I love the personal challenges that it provides me. I love hills and the challenge of not down-shifting too early. The idea is to maintain your power and speed as long as possible before down-shifting and, ultimately, slowing down when ascending hills. It takes a great deal of willpower not to down-shift too early. But, if you can focus on maintaining your speed and power long enough, hills become less daunting and your goal (the top of the hill) is attained with significantly less pain and suffering! There are great lessons to be learned on hills that pertain to so much of life.

Another great benefit for me is the time alone with my thoughts that an hour or two on a bike provides. I spend so much of my life "switched on" while working with students that it is just great to get on the bike and just think for a while. This morning, our pastor encouraged us to consider the landmarks of faithfulness in our lives. That is, the places that we can encounter God's grace in our lives. For me, my bike is that place. On my bike, I am able to appreciate the beauty of the world around me: the wind, sun, rain, grass, trees, winding roads, beautiful homes. I could go on and on. In this environment, I can be thankful, meditative, prayerful, reflective, reverent, and even creative. Yes - in many ways, my bike is a landmark of faithfulness in my life.

Finally, when I get home after a great ride, I am better. I have more focus and concentration. I am happier and generally more positive. I pay better attention to my kids. I am more attentive to my wife. I feel better. Yesterday and the day before, I spent about 13 hours in a state music educator's association board meeting. Don't get me wrong, the work that we do is important. But, afterwards, I felt terrible. Today, I got on my bike and rode away that 13 hours. I just feel so much better.
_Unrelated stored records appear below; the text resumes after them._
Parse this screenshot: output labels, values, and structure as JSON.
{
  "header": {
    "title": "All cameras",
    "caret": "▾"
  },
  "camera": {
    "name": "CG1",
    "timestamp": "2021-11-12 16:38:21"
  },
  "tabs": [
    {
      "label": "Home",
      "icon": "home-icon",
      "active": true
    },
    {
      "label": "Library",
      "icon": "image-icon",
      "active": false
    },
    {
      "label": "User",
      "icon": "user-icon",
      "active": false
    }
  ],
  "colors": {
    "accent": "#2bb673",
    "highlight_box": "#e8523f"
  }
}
Recently, my sister and her daughters have started cycling. I am so proud of her and the girls. She called me a few days ago and told me how much fun they are having and how good this new activity has been for them. I hope that they can find some of the enjoyment and enrichment that I find on a bike. I think they are on their way.
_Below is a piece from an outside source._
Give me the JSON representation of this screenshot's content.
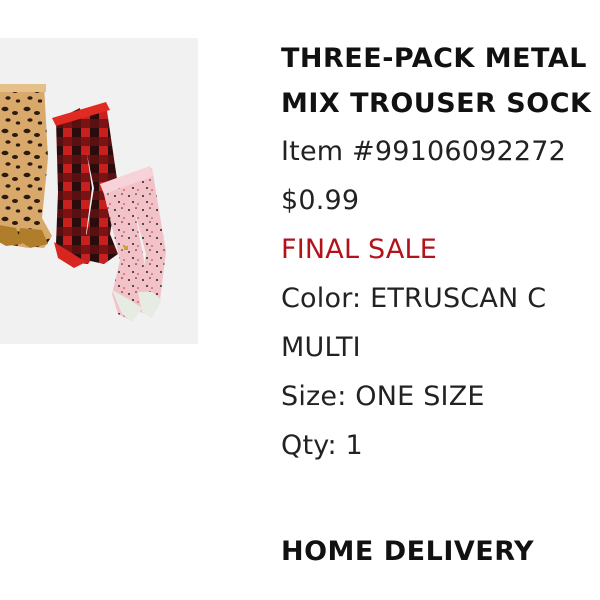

So, if you are considering it, do it. Buy a used bike. Start out slow. Ride around the block. You don't need to break any records. But, trust me when I tell you. Cycling makes me better. Maybe it will make you better, too!
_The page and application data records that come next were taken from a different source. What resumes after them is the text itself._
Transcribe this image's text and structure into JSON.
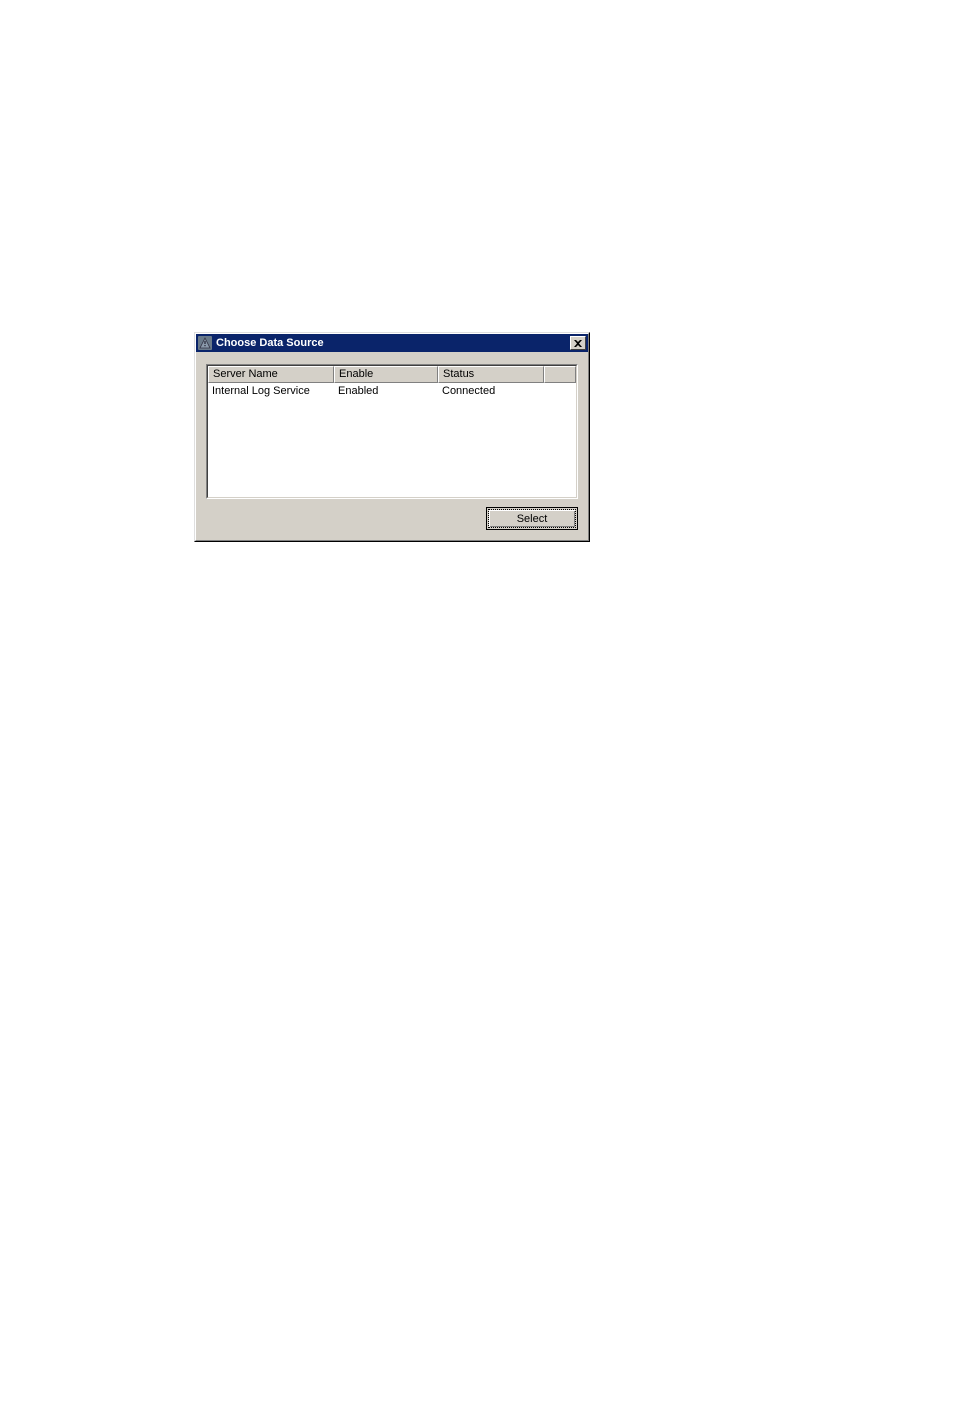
{
  "dialog": {
    "title": "Choose Data Source",
    "close_glyph": "✕",
    "columns": [
      "Server Name",
      "Enable",
      "Status",
      ""
    ],
    "rows": [
      {
        "server": "Internal Log Service",
        "enable": "Enabled",
        "status": "Connected"
      }
    ],
    "buttons": {
      "select": "Select"
    }
  }
}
I love the Olympics!

How exciting!
The competition is fantastic. The background stories are inspirational. We can all learn something about perseverance, dedication, commitment to excellence, and true performance from these athletes. Another thing that I love about the Olympics is that, at least on the surface, it isn't about money. I watched the three fencers on the medal stand last night and realized that in all likelihood, they won't be on the a Wheaties box next month. Nor will they make a living in the sport of fencing. They have simply committed to excellence in their area of interest for an intense and extended period of time and they will carry the experience with them for the rest of their lives. It will permeate its way into everything that they do from now on. They will be goal-setters, hard workers, and high achievers at work and at play because they have experienced the results of these traits in a tangible way.

I wish the same for my students. It is my mission to provide them the opportunity to be achievers. It isn't easy. They need to know that great accomplishments only come through great sacrifice. And, that there is always something to be gained by striving for excellence, regardless of the potential financial gain at the end of the line. These are difficult lessons to learn, to internalize. If I am being honest, they are lessons that I need to continue to learn on a daily, weekly, monthly basis.

So, it is great to have the Olympics in my living room for a period of time. I am inspired by these athletes in so many ways. I think I'll go for a bike ride.....


Saturday, August 9, 2008

Getting Started

Hi all.
I am just getting started with this. I am totally looking forward to the beginning of the upcoming school year and posting my thoughts on teaching, learning, and music on this space. Please check back often.